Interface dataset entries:
▬▬▬

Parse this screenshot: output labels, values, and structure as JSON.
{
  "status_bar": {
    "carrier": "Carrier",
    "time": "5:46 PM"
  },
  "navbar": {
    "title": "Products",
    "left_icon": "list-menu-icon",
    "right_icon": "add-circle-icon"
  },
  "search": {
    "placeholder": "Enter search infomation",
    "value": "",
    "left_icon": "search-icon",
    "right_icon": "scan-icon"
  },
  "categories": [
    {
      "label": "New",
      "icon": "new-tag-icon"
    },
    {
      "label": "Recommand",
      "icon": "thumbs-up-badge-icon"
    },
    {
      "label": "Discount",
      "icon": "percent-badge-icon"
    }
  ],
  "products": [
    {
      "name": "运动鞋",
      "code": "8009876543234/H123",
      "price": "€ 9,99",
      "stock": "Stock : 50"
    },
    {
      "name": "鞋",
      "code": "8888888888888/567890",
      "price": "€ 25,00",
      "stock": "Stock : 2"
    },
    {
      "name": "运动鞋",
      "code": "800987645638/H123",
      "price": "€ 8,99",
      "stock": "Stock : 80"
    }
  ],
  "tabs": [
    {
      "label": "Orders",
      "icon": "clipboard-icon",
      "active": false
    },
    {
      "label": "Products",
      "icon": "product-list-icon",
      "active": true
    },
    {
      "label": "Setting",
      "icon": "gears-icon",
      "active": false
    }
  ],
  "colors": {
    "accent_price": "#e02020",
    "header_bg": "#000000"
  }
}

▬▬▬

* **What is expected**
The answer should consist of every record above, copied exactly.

* **Response**
Parse this screenshot: output labels, values, and structure as JSON.
{
  "status_bar": {
    "carrier": "Carrier",
    "time": "5:46 PM"
  },
  "navbar": {
    "title": "Products",
    "left_icon": "list-menu-icon",
    "right_icon": "add-circle-icon"
  },
  "search": {
    "placeholder": "Enter search infomation",
    "value": "",
    "left_icon": "search-icon",
    "right_icon": "scan-icon"
  },
  "categories": [
    {
      "label": "New",
      "icon": "new-tag-icon"
    },
    {
      "label": "Recommand",
      "icon": "thumbs-up-badge-icon"
    },
    {
      "label": "Discount",
      "icon": "percent-badge-icon"
    }
  ],
  "products": [
    {
      "name": "运动鞋",
      "code": "8009876543234/H123",
      "price": "€ 9,99",
      "stock": "Stock : 50"
    },
    {
      "name": "鞋",
      "code": "8888888888888/567890",
      "price": "€ 25,00",
      "stock": "Stock : 2"
    },
    {
      "name": "运动鞋",
      "code": "800987645638/H123",
      "price": "€ 8,99",
      "stock": "Stock : 80"
    }
  ],
  "tabs": [
    {
      "label": "Orders",
      "icon": "clipboard-icon",
      "active": false
    },
    {
      "label": "Products",
      "icon": "product-list-icon",
      "active": true
    },
    {
      "label": "Setting",
      "icon": "gears-icon",
      "active": false
    }
  ],
  "colors": {
    "accent_price": "#e02020",
    "header_bg": "#000000"
  }
}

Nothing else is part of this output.